Good coaches understand that their primary job is to teach athletes how to be good people as well as skilled performers. If you build a trusting, caring relationship with your players they’ll go to the “max” for you. You’ll get to winning far faster by teaching your players “silly” concepts like commitment, honesty, caring, mutual respect, teamwork, sportsmanship, etc.

And the primary way you teach these things? By who you are and the relationship that you build with each and every one of your athletes.

Do you want to be an incredible motivator? Then build solid relationships with your athletes.

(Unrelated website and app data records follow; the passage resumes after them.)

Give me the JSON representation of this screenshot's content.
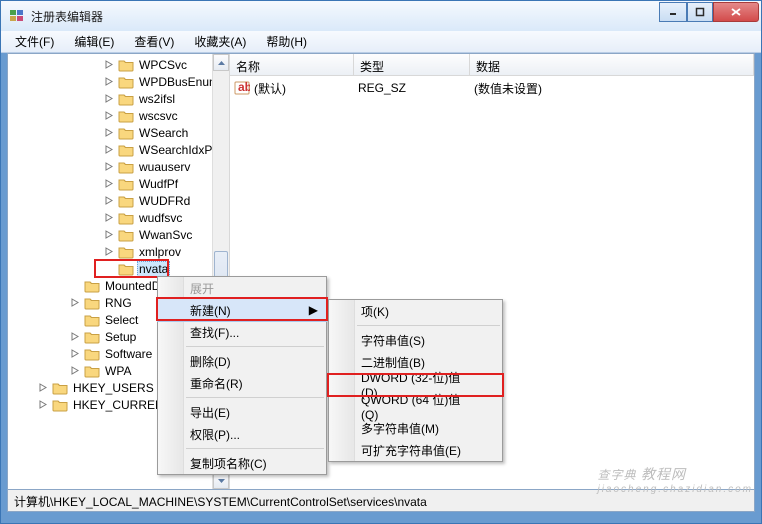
{
  "window": {
    "title": "注册表编辑器"
  },
  "menu": {
    "file": "文件(F)",
    "edit": "编辑(E)",
    "view": "查看(V)",
    "favorites": "收藏夹(A)",
    "help": "帮助(H)"
  },
  "tree": {
    "items": [
      {
        "label": "WPCSvc",
        "indent": 96
      },
      {
        "label": "WPDBusEnum",
        "indent": 96
      },
      {
        "label": "ws2ifsl",
        "indent": 96
      },
      {
        "label": "wscsvc",
        "indent": 96
      },
      {
        "label": "WSearch",
        "indent": 96
      },
      {
        "label": "WSearchIdxPi",
        "indent": 96
      },
      {
        "label": "wuauserv",
        "indent": 96
      },
      {
        "label": "WudfPf",
        "indent": 96
      },
      {
        "label": "WUDFRd",
        "indent": 96
      },
      {
        "label": "wudfsvc",
        "indent": 96
      },
      {
        "label": "WwanSvc",
        "indent": 96
      },
      {
        "label": "xmlprov",
        "indent": 96
      },
      {
        "label": "nvata",
        "indent": 96,
        "selected": true,
        "no_toggle": true
      },
      {
        "label": "MountedDevices",
        "indent": 62,
        "no_toggle": true
      },
      {
        "label": "RNG",
        "indent": 62
      },
      {
        "label": "Select",
        "indent": 62,
        "no_toggle": true
      },
      {
        "label": "Setup",
        "indent": 62
      },
      {
        "label": "Software",
        "indent": 62
      },
      {
        "label": "WPA",
        "indent": 62
      },
      {
        "label": "HKEY_USERS",
        "indent": 30
      },
      {
        "label": "HKEY_CURRENT_CONFIG",
        "indent": 30
      }
    ]
  },
  "list": {
    "columns": {
      "name": "名称",
      "type": "类型",
      "data": "数据"
    },
    "rows": [
      {
        "name": "(默认)",
        "type": "REG_SZ",
        "data": "(数值未设置)"
      }
    ]
  },
  "context_menu": {
    "expand": "展开",
    "new": "新建(N)",
    "find": "查找(F)...",
    "delete": "删除(D)",
    "rename": "重命名(R)",
    "export": "导出(E)",
    "permissions": "权限(P)...",
    "copy_key_name": "复制项名称(C)"
  },
  "submenu": {
    "key": "项(K)",
    "string": "字符串值(S)",
    "binary": "二进制值(B)",
    "dword": "DWORD (32-位)值(D)",
    "qword": "QWORD (64 位)值(Q)",
    "multi_string": "多字符串值(M)",
    "expandable_string": "可扩充字符串值(E)"
  },
  "statusbar": {
    "path": "计算机\\HKEY_LOCAL_MACHINE\\SYSTEM\\CurrentControlSet\\services\\nvata"
  },
  "watermark": {
    "main": "查字典",
    "sub": "jiaocheng.chazidian.com"
  }
}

Ponder this one question. How many “coach-of-the-year” awards are given to the coach with a mediocre record who is adored by his athletes because he is honest, respectful and teaches his players how to feel good about themselves, how to be better people, how to play well together as a team, how to effectively handle success and failure, the importance of having character, a positive attitude and good sportsmanship? I know, these seem like such “minor” lessons when compared to winning and losing…

Your challenge as a coach is to not get yourself so caught up in this “winning is everything” mentality that you lose sight of what’s really important and what a truly successful coach is. And the funny thing about this is that the less your ego is caught up with winning, the more you’ll end up winning!

Dr. Alan Goldberg, is a nationally recognized expert, author and clinician in the field of sport psychology and performance psychology with years of experience working across all sports with athletes at every level.

Dr. Alan Goldberg

Dr. Goldberg was the sport psychology consultant to the 1999 NCAA Men’s Basketball National Champion University of Connecticut Huskies, and the 2000 men’s soccer NCAA champions. He is the former Sports Psychology Consultant for the University of Connecticut Athletic Department and continues to work with their men’s soccer program. He draws from 25+ years of experiences working with athletes and teams of all ages and levels to help you develop motivation and achieve peak performance, no matter at what level you compete! Learn more about Dr. Alan Goldberg at Competitive Advantage.